> [PROBLEM REQUIREMENTS] Line for line, return the data exactly, omitting all pictures.

> [DATA EXTRACTS]
○ ○ ○ ○ ○ ○ ○

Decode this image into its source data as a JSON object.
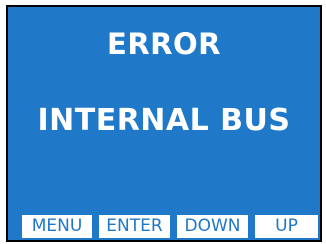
{
  "display": {
    "title": "ERROR",
    "message": "INTERNAL BUS"
  },
  "softkeys": {
    "menu": "MENU",
    "enter": "ENTER",
    "down": "DOWN",
    "up": "UP"
  },
  "colors": {
    "screen_background": "#1f78c8",
    "text": "#ffffff",
    "softkey_background": "#ffffff",
    "softkey_text": "#1f78c8",
    "border": "#000000"
  }
}
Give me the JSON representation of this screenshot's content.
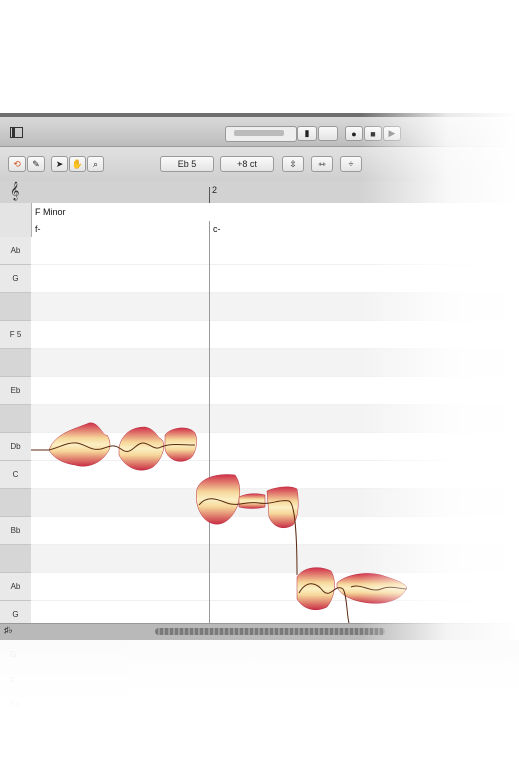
{
  "toolbar": {
    "pitch_value": "Eb 5",
    "cents_value": "+8 ct"
  },
  "ruler": {
    "bar_number": "2"
  },
  "key_signature": "F Minor",
  "chords": [
    "f-",
    "c-"
  ],
  "piano_keys": [
    {
      "label": "Ab",
      "type": "white"
    },
    {
      "label": "G",
      "type": "white"
    },
    {
      "label": "",
      "type": "black"
    },
    {
      "label": "F 5",
      "type": "white"
    },
    {
      "label": "",
      "type": "black"
    },
    {
      "label": "Eb",
      "type": "white"
    },
    {
      "label": "",
      "type": "black"
    },
    {
      "label": "Db",
      "type": "white"
    },
    {
      "label": "C",
      "type": "white"
    },
    {
      "label": "",
      "type": "black"
    },
    {
      "label": "Bb",
      "type": "white"
    },
    {
      "label": "",
      "type": "black"
    },
    {
      "label": "Ab",
      "type": "white"
    },
    {
      "label": "G",
      "type": "white"
    }
  ],
  "colors": {
    "blob_core": "#f7e6a6",
    "blob_edge": "#cf2e46",
    "pitch_line": "#5a2a10"
  }
}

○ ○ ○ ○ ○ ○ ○

> [SOLUTION TO THIS PROBLEM]
Decode this image into its source data as a JSON object.
{
  "display": {
    "title": "ERROR",
    "message": "INTERNAL BUS"
  },
  "softkeys": {
    "menu": "MENU",
    "enter": "ENTER",
    "down": "DOWN",
    "up": "UP"
  },
  "colors": {
    "screen_background": "#1f78c8",
    "text": "#ffffff",
    "softkey_background": "#ffffff",
    "softkey_text": "#1f78c8",
    "border": "#000000"
  }
}
Give me the JSON representation of this screenshot's content.
{
  "toolbar": {
    "pitch_value": "Eb 5",
    "cents_value": "+8 ct"
  },
  "ruler": {
    "bar_number": "2"
  },
  "key_signature": "F Minor",
  "chords": [
    "f-",
    "c-"
  ],
  "piano_keys": [
    {
      "label": "Ab",
      "type": "white"
    },
    {
      "label": "G",
      "type": "white"
    },
    {
      "label": "",
      "type": "black"
    },
    {
      "label": "F 5",
      "type": "white"
    },
    {
      "label": "",
      "type": "black"
    },
    {
      "label": "Eb",
      "type": "white"
    },
    {
      "label": "",
      "type": "black"
    },
    {
      "label": "Db",
      "type": "white"
    },
    {
      "label": "C",
      "type": "white"
    },
    {
      "label": "",
      "type": "black"
    },
    {
      "label": "Bb",
      "type": "white"
    },
    {
      "label": "",
      "type": "black"
    },
    {
      "label": "Ab",
      "type": "white"
    },
    {
      "label": "G",
      "type": "white"
    }
  ],
  "colors": {
    "blob_core": "#f7e6a6",
    "blob_edge": "#cf2e46",
    "pitch_line": "#5a2a10"
  }
}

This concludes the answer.